Set down every line of the data, unchanged and complete.

[Component data from apps and pages]
===
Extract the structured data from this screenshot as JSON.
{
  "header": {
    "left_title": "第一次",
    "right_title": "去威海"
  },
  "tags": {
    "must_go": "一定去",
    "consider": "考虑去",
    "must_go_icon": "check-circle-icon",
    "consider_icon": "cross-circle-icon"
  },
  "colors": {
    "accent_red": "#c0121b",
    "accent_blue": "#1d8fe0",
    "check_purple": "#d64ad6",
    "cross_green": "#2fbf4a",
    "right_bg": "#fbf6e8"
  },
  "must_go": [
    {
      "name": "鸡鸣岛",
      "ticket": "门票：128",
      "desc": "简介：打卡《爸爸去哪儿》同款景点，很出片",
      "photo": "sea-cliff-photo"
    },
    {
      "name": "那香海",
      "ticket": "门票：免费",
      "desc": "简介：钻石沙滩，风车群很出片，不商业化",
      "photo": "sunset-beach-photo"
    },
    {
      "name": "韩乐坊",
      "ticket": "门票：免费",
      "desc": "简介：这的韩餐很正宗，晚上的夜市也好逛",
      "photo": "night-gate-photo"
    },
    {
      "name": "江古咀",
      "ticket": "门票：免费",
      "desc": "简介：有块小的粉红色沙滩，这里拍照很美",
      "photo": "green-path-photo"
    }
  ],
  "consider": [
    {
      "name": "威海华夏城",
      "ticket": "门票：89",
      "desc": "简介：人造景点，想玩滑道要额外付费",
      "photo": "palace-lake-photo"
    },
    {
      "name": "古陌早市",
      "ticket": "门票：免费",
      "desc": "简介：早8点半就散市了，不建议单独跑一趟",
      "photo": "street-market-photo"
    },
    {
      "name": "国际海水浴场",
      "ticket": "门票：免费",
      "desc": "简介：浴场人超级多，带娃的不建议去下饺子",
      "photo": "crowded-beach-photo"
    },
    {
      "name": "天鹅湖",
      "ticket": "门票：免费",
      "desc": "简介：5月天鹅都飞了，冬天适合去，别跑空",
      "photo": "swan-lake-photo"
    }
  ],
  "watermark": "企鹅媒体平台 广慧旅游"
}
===
Exercise answer
Extract the structured data from this screenshot as JSON.
{
  "header": {
    "left_title": "第一次",
    "right_title": "去威海"
  },
  "tags": {
    "must_go": "一定去",
    "consider": "考虑去",
    "must_go_icon": "check-circle-icon",
    "consider_icon": "cross-circle-icon"
  },
  "colors": {
    "accent_red": "#c0121b",
    "accent_blue": "#1d8fe0",
    "check_purple": "#d64ad6",
    "cross_green": "#2fbf4a",
    "right_bg": "#fbf6e8"
  },
  "must_go": [
    {
      "name": "鸡鸣岛",
      "ticket": "门票：128",
      "desc": "简介：打卡《爸爸去哪儿》同款景点，很出片",
      "photo": "sea-cliff-photo"
    },
    {
      "name": "那香海",
      "ticket": "门票：免费",
      "desc": "简介：钻石沙滩，风车群很出片，不商业化",
      "photo": "sunset-beach-photo"
    },
    {
      "name": "韩乐坊",
      "ticket": "门票：免费",
      "desc": "简介：这的韩餐很正宗，晚上的夜市也好逛",
      "photo": "night-gate-photo"
    },
    {
      "name": "江古咀",
      "ticket": "门票：免费",
      "desc": "简介：有块小的粉红色沙滩，这里拍照很美",
      "photo": "green-path-photo"
    }
  ],
  "consider": [
    {
      "name": "威海华夏城",
      "ticket": "门票：89",
      "desc": "简介：人造景点，想玩滑道要额外付费",
      "photo": "palace-lake-photo"
    },
    {
      "name": "古陌早市",
      "ticket": "门票：免费",
      "desc": "简介：早8点半就散市了，不建议单独跑一趟",
      "photo": "street-market-photo"
    },
    {
      "name": "国际海水浴场",
      "ticket": "门票：免费",
      "desc": "简介：浴场人超级多，带娃的不建议去下饺子",
      "photo": "crowded-beach-photo"
    },
    {
      "name": "天鹅湖",
      "ticket": "门票：免费",
      "desc": "简介：5月天鹅都飞了，冬天适合去，别跑空",
      "photo": "swan-lake-photo"
    }
  ],
  "watermark": "企鹅媒体平台 广慧旅游"
}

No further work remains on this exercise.